Additionally, we examine the dynamism of the filtration diaphragm molecular components and their regulation, focusing on their biochemistry and the filtration diaphragm structure revealed by confocal and electron microscopy. Thus, we have found that the stability of the fly filtration diaphragm is regulated by phosphorylation of Duf, the orthologue of Neph1, by the Src kinase Src64B. Hyperactivation of Src64B induces hyperphosphorylation of Duf and diaphragm damage. In addition, Duf phosphorylation status impinges on the constellation of its intracellular interactors (3).
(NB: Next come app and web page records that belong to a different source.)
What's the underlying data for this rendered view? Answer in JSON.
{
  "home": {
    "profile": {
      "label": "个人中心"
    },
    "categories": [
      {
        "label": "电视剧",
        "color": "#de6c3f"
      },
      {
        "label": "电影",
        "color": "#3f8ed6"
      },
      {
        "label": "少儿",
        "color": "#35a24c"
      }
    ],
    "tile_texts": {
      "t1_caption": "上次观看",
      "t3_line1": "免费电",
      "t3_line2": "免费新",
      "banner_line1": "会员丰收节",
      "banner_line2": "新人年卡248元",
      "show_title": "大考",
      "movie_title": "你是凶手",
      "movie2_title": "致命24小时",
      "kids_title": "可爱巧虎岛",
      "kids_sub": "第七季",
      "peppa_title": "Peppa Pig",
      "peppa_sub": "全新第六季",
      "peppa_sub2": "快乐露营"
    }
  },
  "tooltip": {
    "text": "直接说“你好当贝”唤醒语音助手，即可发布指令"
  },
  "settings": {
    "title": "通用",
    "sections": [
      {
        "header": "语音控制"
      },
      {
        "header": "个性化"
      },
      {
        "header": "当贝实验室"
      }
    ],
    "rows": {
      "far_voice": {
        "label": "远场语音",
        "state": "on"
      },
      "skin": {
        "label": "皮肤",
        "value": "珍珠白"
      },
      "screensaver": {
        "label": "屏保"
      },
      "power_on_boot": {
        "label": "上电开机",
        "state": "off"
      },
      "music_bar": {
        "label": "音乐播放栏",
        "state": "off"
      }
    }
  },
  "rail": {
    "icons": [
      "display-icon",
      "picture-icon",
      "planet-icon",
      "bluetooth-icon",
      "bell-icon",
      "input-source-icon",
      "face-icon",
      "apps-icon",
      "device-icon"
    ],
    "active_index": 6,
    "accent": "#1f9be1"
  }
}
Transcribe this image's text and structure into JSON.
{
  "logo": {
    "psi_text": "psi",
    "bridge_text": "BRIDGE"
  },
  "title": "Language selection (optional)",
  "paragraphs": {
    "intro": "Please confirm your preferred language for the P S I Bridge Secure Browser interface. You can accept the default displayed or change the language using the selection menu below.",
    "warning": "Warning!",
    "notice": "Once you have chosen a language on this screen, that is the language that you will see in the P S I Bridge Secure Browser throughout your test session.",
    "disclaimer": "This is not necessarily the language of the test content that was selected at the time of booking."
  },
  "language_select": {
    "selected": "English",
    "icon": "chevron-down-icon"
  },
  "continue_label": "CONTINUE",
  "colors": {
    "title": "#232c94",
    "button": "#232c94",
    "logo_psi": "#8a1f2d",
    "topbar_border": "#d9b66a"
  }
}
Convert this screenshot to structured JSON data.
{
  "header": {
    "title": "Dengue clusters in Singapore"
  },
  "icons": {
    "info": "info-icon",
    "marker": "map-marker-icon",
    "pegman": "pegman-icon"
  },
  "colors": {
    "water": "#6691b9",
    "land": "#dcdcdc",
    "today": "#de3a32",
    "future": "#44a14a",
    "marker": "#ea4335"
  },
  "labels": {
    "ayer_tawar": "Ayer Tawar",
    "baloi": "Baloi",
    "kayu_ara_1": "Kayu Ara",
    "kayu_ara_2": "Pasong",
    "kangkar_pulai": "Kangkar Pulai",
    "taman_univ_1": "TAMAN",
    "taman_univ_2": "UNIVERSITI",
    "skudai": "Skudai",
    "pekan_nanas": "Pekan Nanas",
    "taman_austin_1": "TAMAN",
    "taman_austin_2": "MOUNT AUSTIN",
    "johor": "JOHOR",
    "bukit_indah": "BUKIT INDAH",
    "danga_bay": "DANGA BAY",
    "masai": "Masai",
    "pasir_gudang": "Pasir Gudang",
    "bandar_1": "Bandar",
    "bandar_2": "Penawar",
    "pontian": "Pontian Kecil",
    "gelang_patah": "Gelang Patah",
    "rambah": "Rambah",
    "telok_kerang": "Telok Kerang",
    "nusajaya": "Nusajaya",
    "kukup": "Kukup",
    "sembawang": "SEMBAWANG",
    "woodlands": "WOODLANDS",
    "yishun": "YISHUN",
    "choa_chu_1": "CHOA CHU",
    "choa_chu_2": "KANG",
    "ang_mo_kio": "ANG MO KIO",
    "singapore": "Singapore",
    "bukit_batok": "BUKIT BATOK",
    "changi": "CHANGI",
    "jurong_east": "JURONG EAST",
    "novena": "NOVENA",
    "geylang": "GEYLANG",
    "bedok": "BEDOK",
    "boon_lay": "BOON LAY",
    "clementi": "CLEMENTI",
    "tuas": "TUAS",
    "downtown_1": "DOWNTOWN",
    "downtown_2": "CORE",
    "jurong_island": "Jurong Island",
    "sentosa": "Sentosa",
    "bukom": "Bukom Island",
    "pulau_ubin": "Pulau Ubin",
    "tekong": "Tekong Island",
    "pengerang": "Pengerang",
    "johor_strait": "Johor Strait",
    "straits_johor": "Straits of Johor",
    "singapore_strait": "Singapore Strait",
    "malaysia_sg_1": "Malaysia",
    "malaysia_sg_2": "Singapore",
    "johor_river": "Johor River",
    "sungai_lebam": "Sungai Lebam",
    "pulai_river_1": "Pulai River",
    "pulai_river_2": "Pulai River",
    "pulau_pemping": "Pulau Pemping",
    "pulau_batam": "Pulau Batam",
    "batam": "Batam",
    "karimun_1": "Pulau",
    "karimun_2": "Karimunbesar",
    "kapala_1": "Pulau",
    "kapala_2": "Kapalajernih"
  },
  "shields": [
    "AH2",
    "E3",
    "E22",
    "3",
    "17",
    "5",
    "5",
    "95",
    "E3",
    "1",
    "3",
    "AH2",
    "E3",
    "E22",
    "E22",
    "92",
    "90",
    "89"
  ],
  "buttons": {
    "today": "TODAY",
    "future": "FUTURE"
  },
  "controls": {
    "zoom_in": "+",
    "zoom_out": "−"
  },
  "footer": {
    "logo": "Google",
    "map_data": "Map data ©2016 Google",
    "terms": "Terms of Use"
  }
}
Our overarching goal is to translate to vertebrates the knowledge acquired in our experimental model, to help understand and treat chronic kidney disease.

 


 

Selected publications:

 

  1. H. Weavers*, S. Prieto-Sánchez*, F. Grawe, A. García-López, R. Artero, M. Wilsch-Braeuninger, M. Ruiz-Gómez, H. Skaer and B. Denholm (2009). The insect nephrocyte is a podocyte-like cell with a filtration slit diaphragm. Nature 457: 323-326.
  2. A.S. Tutor and M. Ruiz-Gómez (2013)."Desarrollo embrionario del riñón", en Nefrología Clínica. Ed Médica Panamericana.
  3. A.S. Tutor, S. Prieto-Sánchez and M. Ruiz-Gómez (2014). Src64B phosphorylates Dumbfounded and regulates slit diaphragm dynamics: Drosophila as a model to study nephropathies. Development 141: 367-376.
  4. M. Carrasco-Rando, A. Atienza-Manuel, AS. Tutor and M. Ruiz-Gómez (2015). "Modelling renal development and disease in Drosophila". eLS. John Wiley & Sons, Ltd: Chichester. DOI 10.1002/9780470015902.a0025981

 


 

Doctoral theses:

 

  • Marta Carrasco Rando. "musculus morbidus una E3 ubiquitín ligasa de Drosophila, genera Artrina y mantiene la integridad del sarcómero". Universidad Autónoma de Madrid. 2 de Febrero de 2006. Sobresaliente "cum laude".
  • Silvia Prieto Sánchez. "Función de Dumbfounded, Sticks and stones y Polychaetoid en los nefrocitos en guirnalda de Drosophila melanogaster".Universidad Autónoma de Madrid. 15 de June de 2009. Sobresaliente "cum laude"

 


 

Awards:

 

  • 2009 PINP award to the best Ph.D. thesis to Dr. Silvia Prieto Sánchez.
  • 2010 Award for basic investigation in kidney research from Fundación Renal Iñigo Álvarez de Toledo (FRIAT) to Silvia Prieto Sánchez and Mar Ruiz Gómez.